POST Online Media Lite Edition



 

Tesco to remove best-before dates from own-label fruit and vegetables

Staff Writer |
Tesco is to remove ‘Best Before’ consumption guidance dates off nearly 70 fruit and vegetable lines in its latest move to help reduce food waste.

Article continues below




The move is being made to help prevent perfectly edible food from being thrown away.

It follows a recent campaign by the National Federation of Women’s Institutes (NFWI) into causes of food waste which found that less than half of respondents understood the meaning of ‘Best Before’ dates.

However, more than 70 per cent of people polled by NFWI correctly identified the meaning of ‘Use By’ labels which have to be put on all foods where there is a safety risk if they are eaten after that date.

‘Best Before’ labels are put on foods by retailers as a quality indication to show that although they are no longer at their best they are still good to eat.

Tesco Head of Food Waste Mark Little explains:

“We know some customers may be confused by the difference between ‘Best Before’ and ‘Use By’ dates on food and this can lead to perfectly edible items being thrown away before they need to be discarded.

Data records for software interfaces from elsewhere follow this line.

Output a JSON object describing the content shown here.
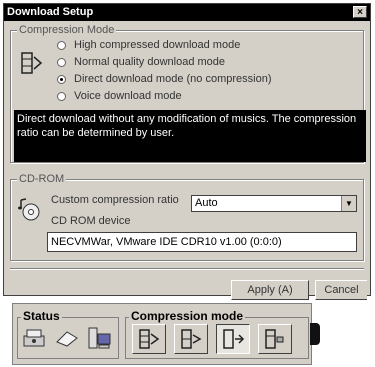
{
  "dialog": {
    "title": "Download Setup",
    "close_label": "×",
    "compression_group": {
      "label": "Compression Mode",
      "options": [
        {
          "label": "High compressed download mode",
          "checked": false
        },
        {
          "label": "Normal quality download mode",
          "checked": false
        },
        {
          "label": "Direct download mode (no compression)",
          "checked": true
        },
        {
          "label": "Voice download mode",
          "checked": false
        }
      ],
      "description": "Direct download without any modification of musics. The compression ratio can be determined by user."
    },
    "cdrom_group": {
      "label": "CD-ROM",
      "ratio_label": "Custom compression ratio",
      "ratio_value": "Auto",
      "device_label": "CD ROM device",
      "device_value": "NECVMWar, VMware IDE CDR10 v1.00 (0:0:0)"
    },
    "apply_label": "Apply (A)",
    "cancel_label": "Cancel"
  },
  "toolbar": {
    "status_label": "Status",
    "compression_label": "Compression mode",
    "status_icons": [
      "device-icon",
      "card-icon",
      "computer-icon"
    ],
    "mode_buttons": [
      {
        "icon": "mode-high-icon",
        "active": false
      },
      {
        "icon": "mode-normal-icon",
        "active": false
      },
      {
        "icon": "mode-direct-icon",
        "active": true
      },
      {
        "icon": "mode-voice-icon",
        "active": false
      }
    ]
  }
}
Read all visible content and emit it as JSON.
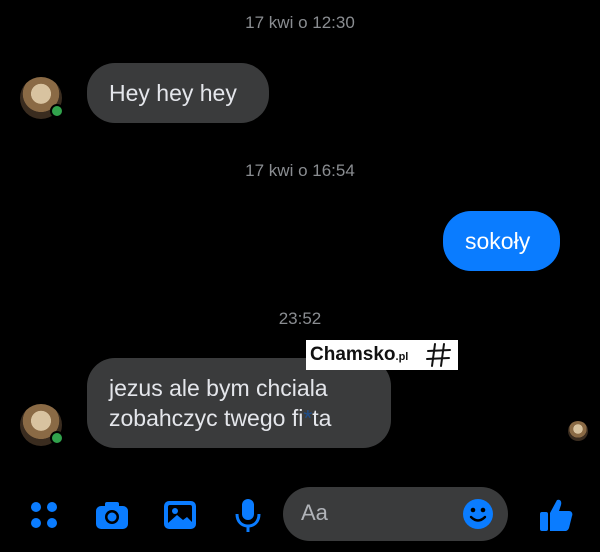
{
  "chat": {
    "timestamps": [
      "17 kwi o 12:30",
      "17 kwi o 16:54",
      "23:52"
    ],
    "messages": [
      {
        "from": "them",
        "text": "Hey hey hey"
      },
      {
        "from": "me",
        "text": "sokoły"
      },
      {
        "from": "them",
        "lines": [
          "jezus ale bym chciala",
          "zobahczyc twego fi"
        ],
        "line2_tail": "ta"
      }
    ]
  },
  "watermark": {
    "brand": "Chamsko",
    "suffix": ".pl"
  },
  "composer": {
    "placeholder": "Aa",
    "icons": [
      "menu-dots-icon",
      "camera-icon",
      "gallery-icon",
      "mic-icon",
      "emoji-icon",
      "like-icon"
    ]
  },
  "colors": {
    "background": "#000000",
    "incoming_bubble": "#3a3b3c",
    "outgoing_bubble": "#0a7cff",
    "accent": "#0a7cff",
    "online": "#31a24c"
  }
}
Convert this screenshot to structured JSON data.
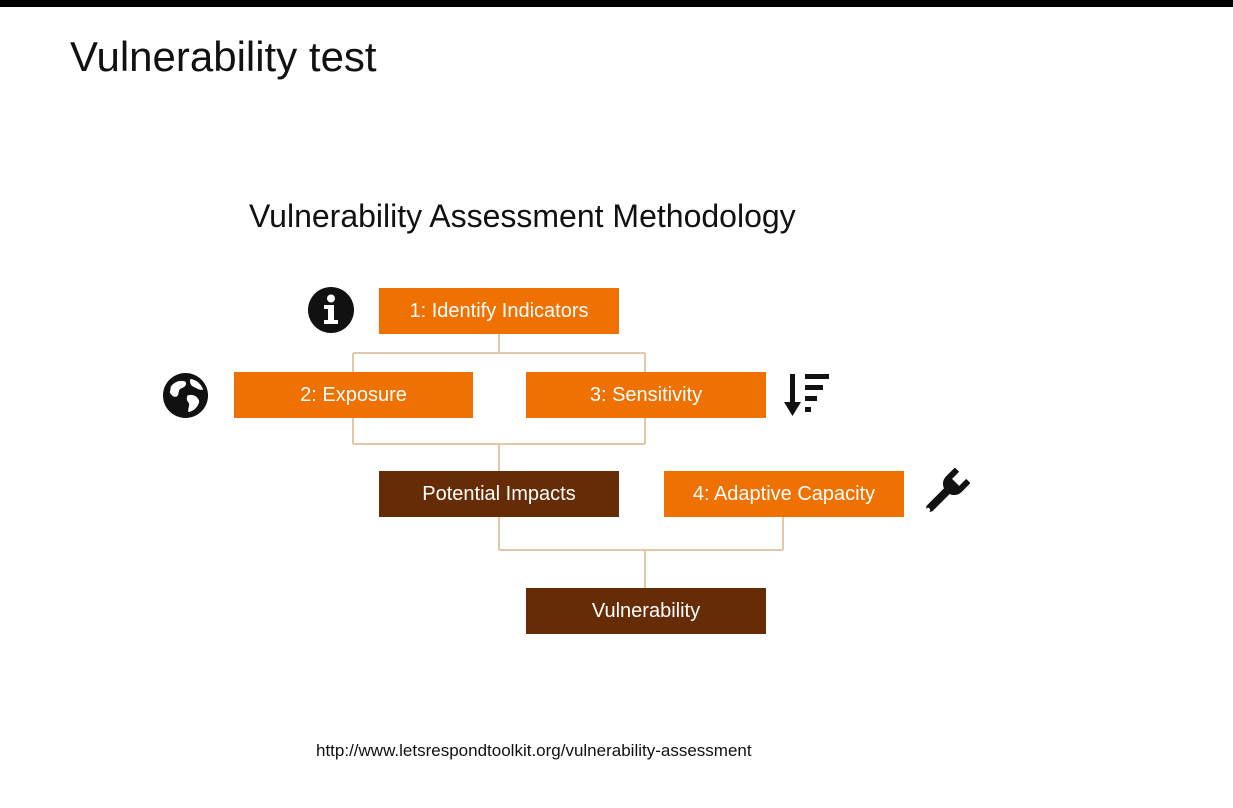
{
  "slide": {
    "title": "Vulnerability test"
  },
  "diagram": {
    "title": "Vulnerability Assessment Methodology",
    "steps": {
      "identify": "1: Identify Indicators",
      "exposure": "2: Exposure",
      "sensitivity": "3: Sensitivity",
      "potential_impacts": "Potential Impacts",
      "adaptive_capacity": "4: Adaptive Capacity",
      "vulnerability": "Vulnerability"
    },
    "icons": {
      "identify": "info-icon",
      "exposure": "globe-icon",
      "sensitivity": "sort-descending-icon",
      "adaptive_capacity": "wrench-icon"
    },
    "colors": {
      "step_box": "#ee7102",
      "result_box": "#652c06",
      "connector": "#e0c8a8"
    }
  },
  "footer": {
    "source_url": "http://www.letsrespondtoolkit.org/vulnerability-assessment"
  }
}
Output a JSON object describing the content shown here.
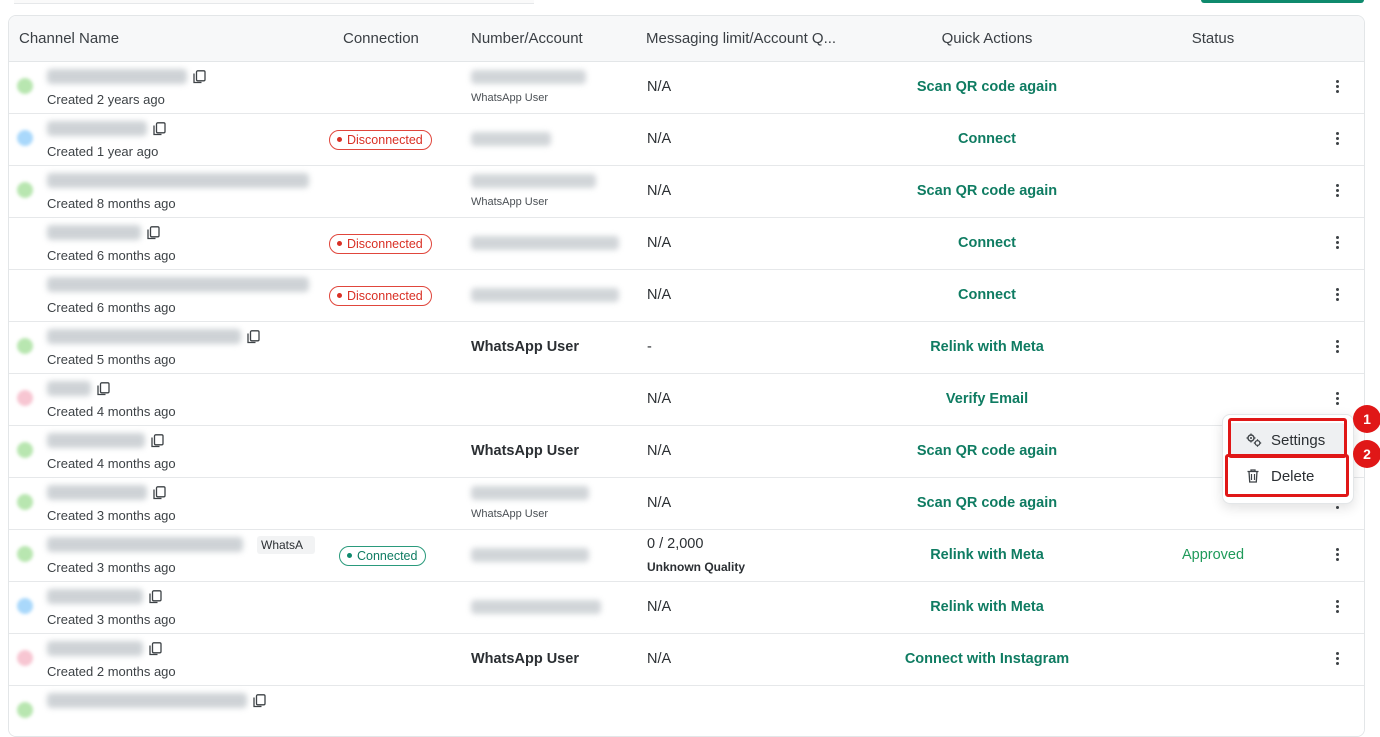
{
  "header": {
    "columns": [
      "Channel Name",
      "Connection",
      "Number/Account",
      "Messaging limit/Account Q...",
      "Quick Actions",
      "Status"
    ]
  },
  "rows": [
    {
      "created": "Created 2 years ago",
      "avatar_color": "#b8e6b0",
      "name_w": 140,
      "copy": true,
      "connection": "",
      "num": "blur",
      "num_sub": "WhatsApp User",
      "messaging": "N/A",
      "action": "Scan QR code again",
      "status": ""
    },
    {
      "created": "Created 1 year ago",
      "avatar_color": "#a9d8fb",
      "name_w": 100,
      "copy": true,
      "connection": "Disconnected",
      "num": "blur",
      "num_sub": "",
      "messaging": "N/A",
      "action": "Connect",
      "status": ""
    },
    {
      "created": "Created 8 months ago",
      "avatar_color": "#b8e6b0",
      "name_w": 262,
      "copy": false,
      "connection": "",
      "num": "blur",
      "num_sub": "WhatsApp User",
      "messaging": "N/A",
      "action": "Scan QR code again",
      "status": ""
    },
    {
      "created": "Created 6 months ago",
      "avatar_color": "",
      "name_w": 94,
      "copy": true,
      "connection": "Disconnected",
      "num": "blur",
      "num_sub": "",
      "messaging": "N/A",
      "action": "Connect",
      "status": ""
    },
    {
      "created": "Created 6 months ago",
      "avatar_color": "",
      "name_w": 262,
      "copy": false,
      "connection": "Disconnected",
      "num": "blur",
      "num_sub": "",
      "messaging": "N/A",
      "action": "Connect",
      "status": ""
    },
    {
      "created": "Created 5 months ago",
      "avatar_color": "#b8e6b0",
      "name_w": 194,
      "copy": true,
      "connection": "",
      "num": "WhatsApp User",
      "num_sub": "",
      "messaging": "-",
      "action": "Relink with Meta",
      "status": ""
    },
    {
      "created": "Created 4 months ago",
      "avatar_color": "#f7c6d2",
      "name_w": 44,
      "copy": true,
      "connection": "",
      "num": "",
      "num_sub": "",
      "messaging": "N/A",
      "action": "Verify Email",
      "status": ""
    },
    {
      "created": "Created 4 months ago",
      "avatar_color": "#b8e6b0",
      "name_w": 98,
      "copy": true,
      "connection": "",
      "num": "WhatsApp User",
      "num_sub": "",
      "messaging": "N/A",
      "action": "Scan QR code again",
      "status": ""
    },
    {
      "created": "Created 3 months ago",
      "avatar_color": "#b8e6b0",
      "name_w": 100,
      "copy": true,
      "connection": "",
      "num": "blur",
      "num_sub": "WhatsApp User",
      "messaging": "N/A",
      "action": "Scan QR code again",
      "status": ""
    },
    {
      "created": "Created 3 months ago",
      "avatar_color": "#b8e6b0",
      "name_w": 196,
      "copy": false,
      "tag": "WhatsA",
      "connection": "Connected",
      "num": "blur",
      "num_sub": "",
      "messaging": "0 / 2,000",
      "messaging_sub": "Unknown Quality",
      "action": "Relink with Meta",
      "status": "Approved"
    },
    {
      "created": "Created 3 months ago",
      "avatar_color": "#a9d8fb",
      "name_w": 96,
      "copy": true,
      "connection": "",
      "num": "blur",
      "num_sub": "",
      "messaging": "N/A",
      "action": "Relink with Meta",
      "status": ""
    },
    {
      "created": "Created 2 months ago",
      "avatar_color": "#f7c6d2",
      "name_w": 96,
      "copy": true,
      "connection": "",
      "num": "WhatsApp User",
      "num_sub": "",
      "messaging": "N/A",
      "action": "Connect with Instagram",
      "status": ""
    },
    {
      "created": "",
      "avatar_color": "#b8e6b0",
      "name_w": 200,
      "copy": true,
      "connection": "",
      "num": "",
      "num_sub": "",
      "messaging": "",
      "action": "",
      "status": ""
    }
  ],
  "menu": {
    "settings_label": "Settings",
    "delete_label": "Delete"
  },
  "annotations": [
    "1",
    "2"
  ],
  "colors": {
    "accent": "#0f7c62",
    "danger": "#d93025",
    "approved": "#1f9a5a",
    "annotation": "#e01717"
  }
}
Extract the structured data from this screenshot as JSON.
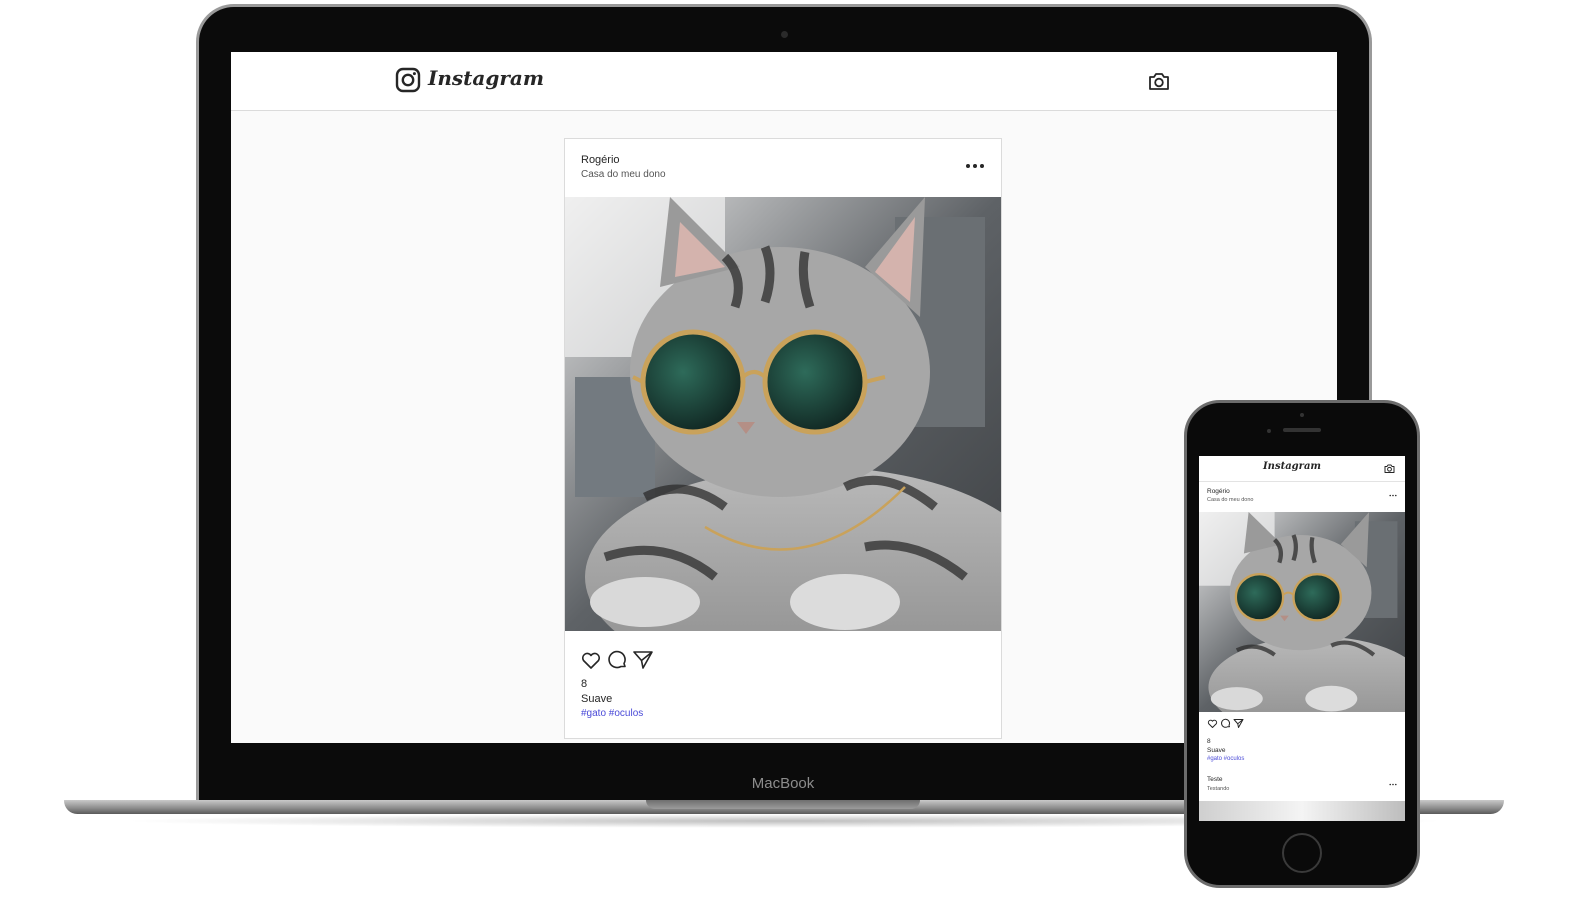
{
  "device_labels": {
    "laptop_brand": "MacBook"
  },
  "desktop": {
    "header": {
      "logo_text": "Instagram",
      "logo_icon": "instagram-glyph-icon",
      "camera_icon": "camera-icon"
    },
    "post": {
      "username": "Rogério",
      "location": "Casa do meu dono",
      "more_icon": "more-options-icon",
      "photo_subject": "cat-with-sunglasses-photo",
      "actions": [
        "heart-icon",
        "comment-icon",
        "share-icon"
      ],
      "likes": "8",
      "caption": "Suave",
      "hashtags": "#gato #oculos"
    }
  },
  "mobile": {
    "header": {
      "logo_text": "Instagram",
      "camera_icon": "camera-icon"
    },
    "posts": [
      {
        "username": "Rogério",
        "location": "Casa do meu dono",
        "likes": "8",
        "caption": "Suave",
        "hashtags": "#gato #oculos"
      },
      {
        "username": "Teste",
        "location": "Testando"
      }
    ]
  },
  "colors": {
    "hashtag": "#4a4ad8",
    "border": "#dbdbdb",
    "feed_background": "#fafafa",
    "device_body": "#0b0b0b"
  }
}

“We have made this change to fruit and vegetable packaging as they are among the most wasted foods.

“Many customers have told us that they assess their fruit and vegetables by the look of the product rather than the ‘Best Before’ date code on the packaging.”

The Food Standards Agency states that “the best before date, sometimes shown as BBE, is about quality and not safety. The food will be safe to eat after this date but may not be at its best.”

In response, Neil Parish MP, Chair of the Environment, Food and Rural Affairs Committee, said:

“In the UK, it is estimated that 10 million tonnes of food and drink waste arises post-farmgate each year in the UK, 60% of which could have been avoided’

“The EFRA Committee called for the removal of best before dates from fresh produce in its report into Food Waste in England [HC 429], published in 2017, so we welcome today’s news that Tesco will be doing just that.”

“It’s time for all supermarkets to follow suit and remove these unnecessary markers, and begin to reduce the UK’s mountains of food waste”.

The fruit and vegetables include popular lines such as apples, potatoes, tomatoes, lemons and other citrus fruit and onions.


What to read next

Potatoes and strawberries 37 and 36% more expensive in France
Irish schools to get €2.9 million for fruit an vegetables
Russia could be self-sufficient in fruit, vegetables by 2020